NIGERIA – Nigeria’s Minister of Mines, Olamilaken Adegbite has said that the West African nation is aiming to have 50 mines in operation by 2023 despite of delays occasioned by the Covid-19 pandemic.
Africa’s largest oil producer is banking on mining to diversify its income and revive its finances following a collapse in crude prices, which earlier this year hit two-decade lows.
According to Hon. Adegbite, Nigeria hopes mining will grow tenfold in five years to account for 3% of the economy.
He further revealed that the country was looking forward to process the minerals locally as further processing of minerals generates increased profits compared with shipping raw minerals.
In particular, Adegbite said Nigeria aimed to process barite, used in drilling for oil and gas, and sell it to countries such as Ghana and South Africa, which need the mineral to exploit new oil discoveries.
Nigeria is also seeking to formalise artisanal mining, which could generate tax and royalties from gold.

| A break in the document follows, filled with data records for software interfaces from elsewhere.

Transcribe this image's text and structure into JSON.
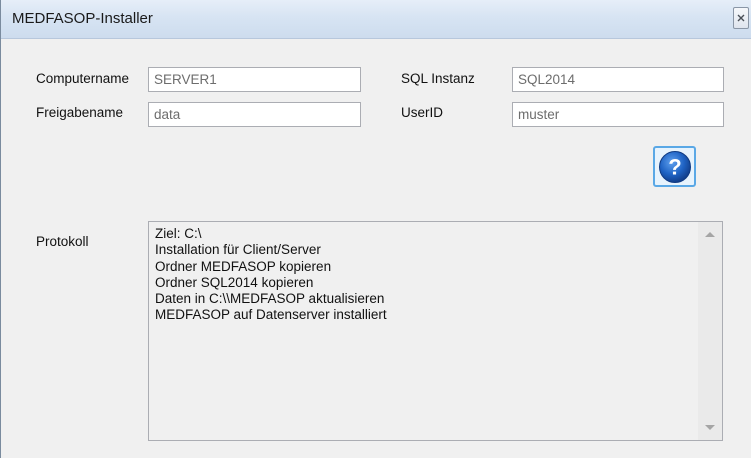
{
  "window": {
    "title": "MEDFASOP-Installer",
    "close_symbol": "×"
  },
  "form": {
    "computername_label": "Computername",
    "computername_value": "SERVER1",
    "freigabename_label": "Freigabename",
    "freigabename_value": "data",
    "sql_instanz_label": "SQL Instanz",
    "sql_instanz_value": "SQL2014",
    "userid_label": "UserID",
    "userid_value": "muster"
  },
  "help": {
    "icon": "question-mark-icon",
    "symbol": "?",
    "accent": "#1f63c4"
  },
  "protokoll": {
    "label": "Protokoll",
    "lines": [
      "Ziel: C:\\",
      "Installation für Client/Server",
      "Ordner MEDFASOP kopieren",
      "Ordner SQL2014 kopieren",
      "Daten in C:\\\\MEDFASOP aktualisieren",
      "MEDFASOP auf Datenserver installiert"
    ]
  }
}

Last year, Nigeria inaugurated the Presidential Artisanal Gold Mining Development Initiative (“PAGMI”) to foster the formalization and integration of artisanal gold mining activities into Nigeria’s legal, economic, and institutional framework.
In July, The first batch of PAGMI gold was unveiled at a presentation ceremony to President Buhari.
The gold had been processed and refined according to the London Bullion Market Association (LBMA) standards required for the use of gold as a reserve instrument by the Central Bank of Nigeria.
Adegbite said Nigeria was encouraging small-scale miners to form cooperatives and sell at government-buying centres, where prices are closer to global values than those illegal buyers offer.
While oil prices have been weak because of the impact of the pandemic on movement and industry, which has curbed fuel demand, gold prices have been tangentially appreciating.
Early last month, Gold surpassed the US$2000/oz mark for the first time in history as investors rushed to acquire more gold as a safe haven for their investments at a time of increased economic volatility.
A problem for Nigeria is that its gold lies mostly in the northwest, where, humanitarian organisations say it has helped to fuel violence attributed to armed groups.
Adegbite said security had improved and buying centres would stop artisanal miners dealing with criminals:
“By weaning them off the illegal people and (making) sure they sell to government-approved centres, you take off that linkage.”
He also expects more commercial gold miners to be attracted once Thor Explorations’s gold mine in Nigeria’s southwest starts producing.
Its first gold is expected in the second quarter of 2021.
Malte Liewerscheidt, vice president of London-based risk consultancy Teneo Intelligence, said the plans were likely to be undermined by “structural challenges pertaining to insecurity and infrastructure deficiencies”.